Work on an HIV latency reversing agent (vorinostat) published – click here to learn more

Our work on one of the first HIV latency reversing agents, vorinostat, is published by PLoS Pathogens. As stated in the title of this paper, by fitting mathematical models to clinical data, we show that vorinostat induces both transient and delayed HIV transcriptional activation in vivo, but minimal killing of latently infected cells (read here for more details).

If you are not working on this area and would like to know a little background why we care about latency reversing agents and/or current challenges to cure HIV infection, here below is a short writing. Hopefully it is useful in terms of putting our work into a broader picture.

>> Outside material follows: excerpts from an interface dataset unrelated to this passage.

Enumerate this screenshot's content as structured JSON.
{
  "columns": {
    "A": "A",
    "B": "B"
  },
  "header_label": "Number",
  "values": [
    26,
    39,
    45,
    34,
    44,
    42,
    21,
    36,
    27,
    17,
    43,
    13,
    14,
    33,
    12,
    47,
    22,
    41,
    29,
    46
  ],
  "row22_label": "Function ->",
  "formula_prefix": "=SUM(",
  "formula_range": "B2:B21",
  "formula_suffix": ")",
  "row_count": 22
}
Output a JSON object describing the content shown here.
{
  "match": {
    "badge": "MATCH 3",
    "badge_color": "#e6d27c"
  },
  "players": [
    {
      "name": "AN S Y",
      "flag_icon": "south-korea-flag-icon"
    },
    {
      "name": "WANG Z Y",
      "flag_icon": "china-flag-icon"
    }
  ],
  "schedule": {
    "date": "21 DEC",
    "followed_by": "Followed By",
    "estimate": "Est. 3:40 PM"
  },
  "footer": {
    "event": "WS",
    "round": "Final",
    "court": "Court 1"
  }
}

Efforts to cure HIV infection are hindered by the existence of latently infected cells, i.e. cells infected by HIV but that do not actively produce virus. These cells form the HIV latent reservoir. A majority of these cells are resting memory CD4+ T cells. What do these ‘resting’ ‘memory’ CD4+ T cells do? The short answer is that they provide immunity to us: they are generated during prior exposure to pathogens to fight an infection. Once the infection is resolved, they switch to a ‘resting’ state, and hardly do anything apart from moving around within our body. However, once they encounter a pathogen they have ‘seen’ before, they respond immediately and signal to other immune cells to fight the pathogen right away.

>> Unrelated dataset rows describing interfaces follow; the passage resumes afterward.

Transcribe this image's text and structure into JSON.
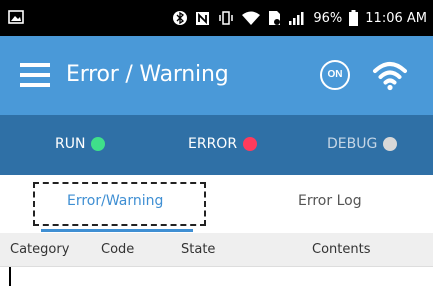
{
  "status_bar": {
    "battery_percent": "96%",
    "time": "11:06 AM"
  },
  "app_bar": {
    "title": "Error / Warning",
    "on_label": "ON"
  },
  "status_indicators": [
    {
      "label": "RUN",
      "color": "#3fe08a"
    },
    {
      "label": "ERROR",
      "color": "#ff3b5c"
    },
    {
      "label": "DEBUG",
      "color": "#d8d8d8"
    }
  ],
  "tabs": [
    {
      "label": "Error/Warning",
      "active": true
    },
    {
      "label": "Error Log",
      "active": false
    }
  ],
  "table": {
    "columns": [
      "Category",
      "Code",
      "State",
      "Contents"
    ],
    "rows": []
  },
  "colors": {
    "app_bar": "#4a99d8",
    "status_row": "#2f70a6",
    "accent": "#3f8fd3"
  }
}
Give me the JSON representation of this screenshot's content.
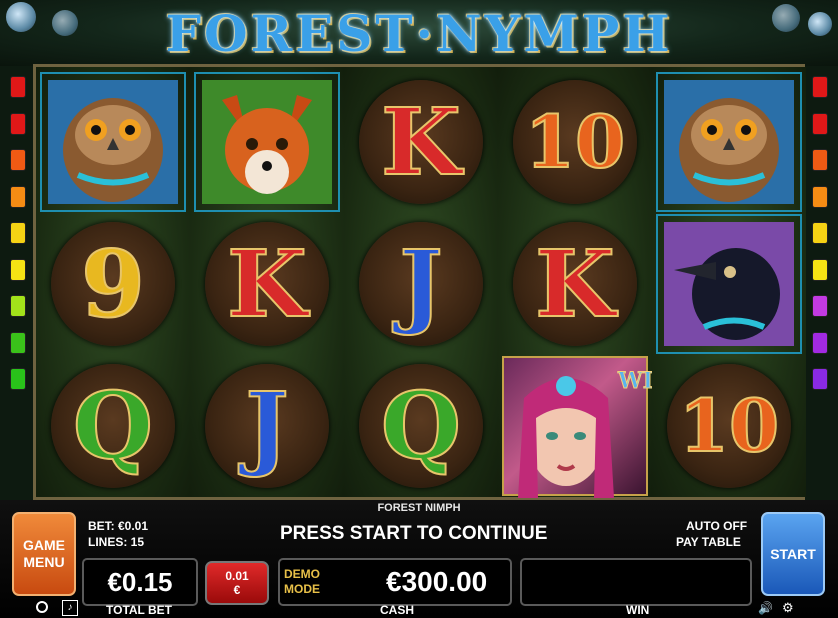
{
  "game": {
    "title": "FOREST·NYMPH",
    "name_small": "FOREST NIMPH"
  },
  "reels": [
    [
      "owl",
      "nine",
      "queen"
    ],
    [
      "fox",
      "king",
      "jack"
    ],
    [
      "king",
      "jack",
      "queen"
    ],
    [
      "ten",
      "king",
      "wild"
    ],
    [
      "owl",
      "raven",
      "ten"
    ]
  ],
  "symbols": {
    "nine": {
      "text": "9",
      "color": "#e8b820"
    },
    "ten": {
      "text": "10",
      "color": "#e8641e"
    },
    "jack": {
      "text": "J",
      "color": "#2a5ad8"
    },
    "queen": {
      "text": "Q",
      "color": "#3aa82a"
    },
    "king": {
      "text": "K",
      "color": "#d82a2a"
    },
    "wild": {
      "text": "WILD"
    }
  },
  "panel": {
    "game_menu_label": "GAME\nMENU",
    "bet_label": "BET: €0.01",
    "lines_label": "LINES: 15",
    "message": "PRESS START TO CONTINUE",
    "auto_label": "AUTO OFF",
    "paytable_label": "PAY TABLE",
    "start_label": "START",
    "total_bet_value": "€0.15",
    "total_bet_caption": "TOTAL BET",
    "denom_value": "0.01",
    "denom_currency": "€",
    "demo_mode_label": "DEMO\nMODE",
    "cash_value": "€300.00",
    "cash_caption": "CASH",
    "win_value": "",
    "win_caption": "WIN"
  },
  "colors": {
    "left_lights": [
      "#e01818",
      "#e01818",
      "#f05a14",
      "#f58c14",
      "#f5d214",
      "#f5e214",
      "#a2e21a",
      "#3ac21a",
      "#29c21a"
    ],
    "right_lights": [
      "#e01818",
      "#e01818",
      "#f05a14",
      "#f58c14",
      "#f5d214",
      "#f5e214",
      "#c23ae2",
      "#a22ae2",
      "#8a2ae2"
    ],
    "game_menu_bg": "#e2641c",
    "start_bg": "#2a78d8",
    "denom_bg": "#c21818",
    "accent_gold": "#e8c048"
  }
}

Resting memory CD4+ T cells live for a long period of time (up to many years). This is a great property in terms of immunity: the longer they live, the longer we are protected. However, when they are infected with HIV, this property becomes problematic. HIV can ‘hide’ in these cells without doing anything for an extremely long time. In this way, HIV is invisible to the immune surveillance: neither infected cells themselves nor other immune cells see anything wrong. From time to time, HIV can start to express gene products and viral particles when the condition is right (the exact conditions have not been figured out, although this is a very active research area). These newly produced HIV particles may reseed the infection in the absence of an effective anti-retroviral therapy (the so called ‘cocktail’ therapy). Because this population of infected cells is extremely stable, patients have to be treated with the ‘cocktail’ therapy life-long.

Thus, recent research has focused on developing/testing latency reserving agents, such as vorinostat we study here, to activate HIV production in latently infected cells, such that they could be recognized and purged by cellular protective mechanisms (i.e apoptosis/suicide) or extracellular immune mediated killing (antibodies or cytotoxic T cell response). The aim is to reduce the population size of the latently infected cells, eradicate this reservoir and ultimately cure HIV infection. To us, this is such an exciting research area to work on!